Public Health Relevance

There is a critical need to generate functional insulin-secreting cells for transplantation therapy to treat Type 1 Diabetes (T1D). Using a regenerative technology pioneered in my laboratory, we discovered that functional insulin-secreting cells can be efficiently induced from murine gastric mucosa by a cocktail of defined genetic factors. In this proposal, we will study the induction process and develop new methods for generating insulin-secreting cells from cadaveric human gastric tissues, thus laying the foundation for a novel approach to produce therapeutic insulin- secreting cells.

Agency
National Institute of Health (NIH)
Institute
National Institute of Diabetes and Digestive and Kidney Diseases (NIDDK)
Type
Research Project (R01)
Project #
1R01DK106253-01A1
Application #
9106352
Study Section
Cellular Aspects of Diabetes and Obesity Study Section (CADO)
Program Officer
Sato, Sheryl M
Project Start
2016-03-01
Project End
2021-02-28
Budget Start
2016-03-01
Budget End
2017-02-28
Support Year
1
Fiscal Year
2016
Total Cost
Indirect Cost
Name
Harvard University
Department
Anatomy/Cell Biology
Type
Schools of Arts and Sciences
DUNS #
082359691
City
Cambridge
State
MA
Country
United States
Zip Code
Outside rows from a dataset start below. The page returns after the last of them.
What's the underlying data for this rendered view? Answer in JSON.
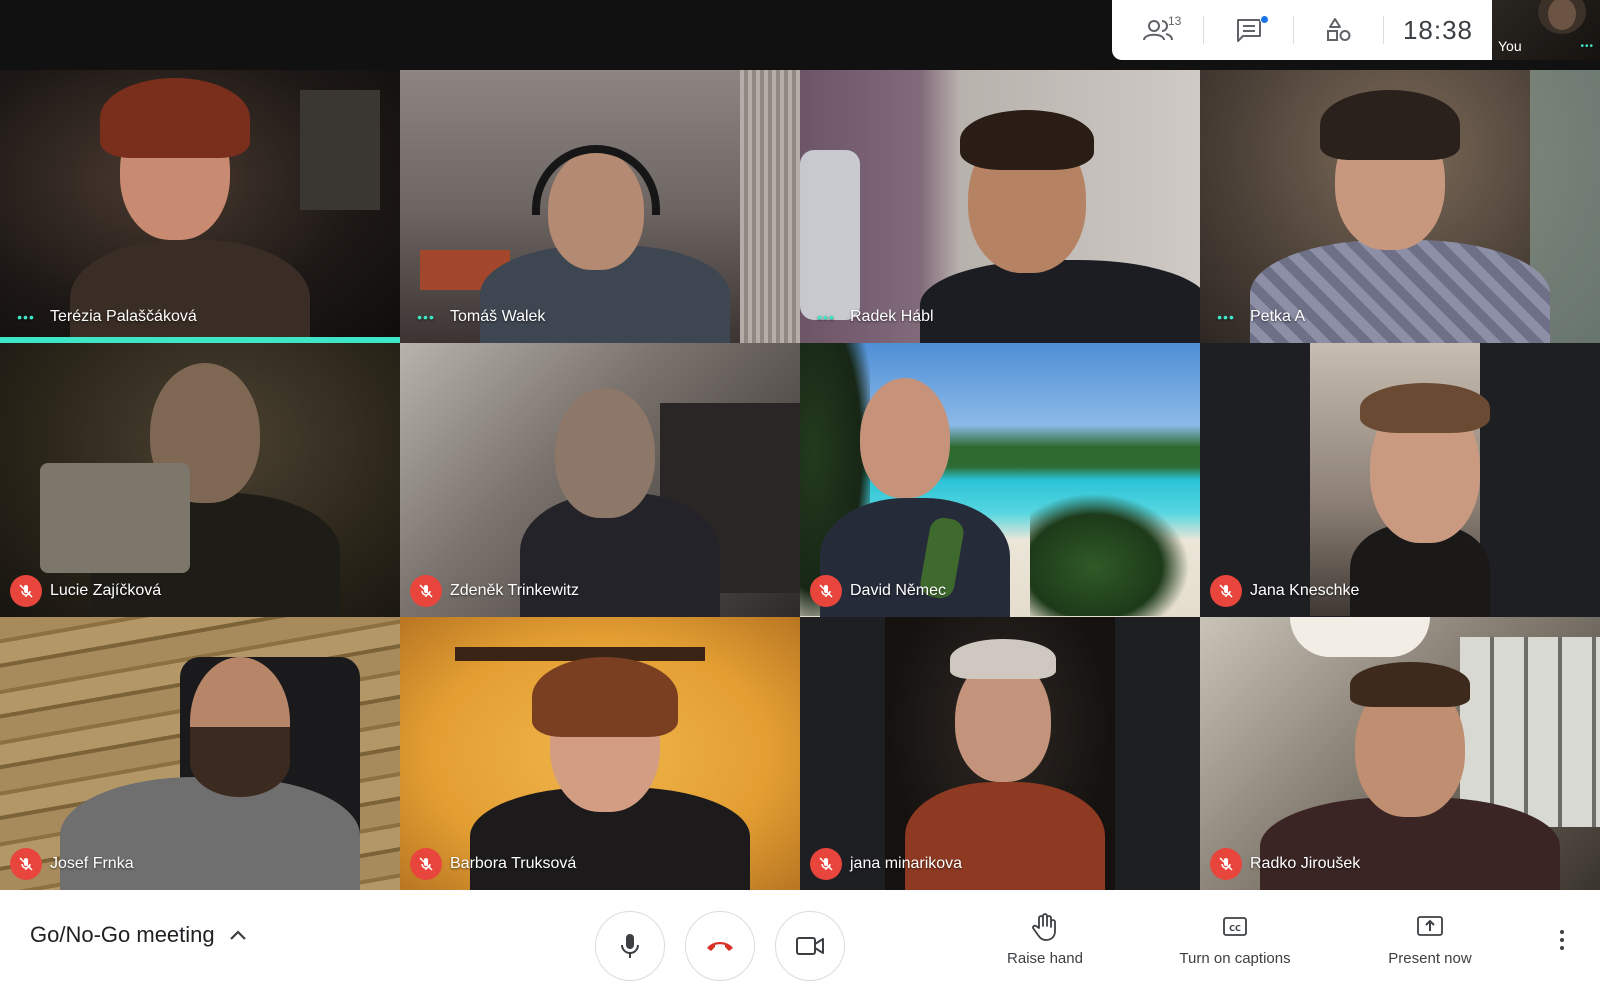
{
  "top_bar": {
    "people_count": "13",
    "clock": "18:38",
    "self_view_label": "You",
    "speaking_indicator": "•••",
    "icons": [
      "people-icon",
      "chat-icon",
      "activities-icon"
    ]
  },
  "participants": [
    {
      "name": "Terézia Palaščáková",
      "status": "speaking"
    },
    {
      "name": "Tomáš Walek",
      "status": "speaking"
    },
    {
      "name": "Radek Hábl",
      "status": "speaking"
    },
    {
      "name": "Petka A",
      "status": "speaking"
    },
    {
      "name": "Lucie Zajíčková",
      "status": "muted"
    },
    {
      "name": "Zdeněk Trinkewitz",
      "status": "muted"
    },
    {
      "name": "David Němec",
      "status": "muted"
    },
    {
      "name": "Jana Kneschke",
      "status": "muted"
    },
    {
      "name": "Josef Frnka",
      "status": "muted"
    },
    {
      "name": "Barbora Truksová",
      "status": "muted"
    },
    {
      "name": "jana minarikova",
      "status": "muted"
    },
    {
      "name": "Radko Jiroušek",
      "status": "muted"
    }
  ],
  "bottom_bar": {
    "meeting_title": "Go/No-Go meeting",
    "raise_hand": "Raise hand",
    "captions": "Turn on captions",
    "present": "Present now"
  },
  "colors": {
    "active_speaker": "#3ee6c8",
    "muted": "#e8453c",
    "hangup": "#d93025"
  }
}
Ariyachet, Chaiyaboot; Tovaglieri, Alessio; Xiang, Guanjue et al. (2016) Reprogrammed Stomach Tissue as a Renewable Source of Functional ? Cells for Blood Glucose Regulation. Cell Stem Cell 18:410-21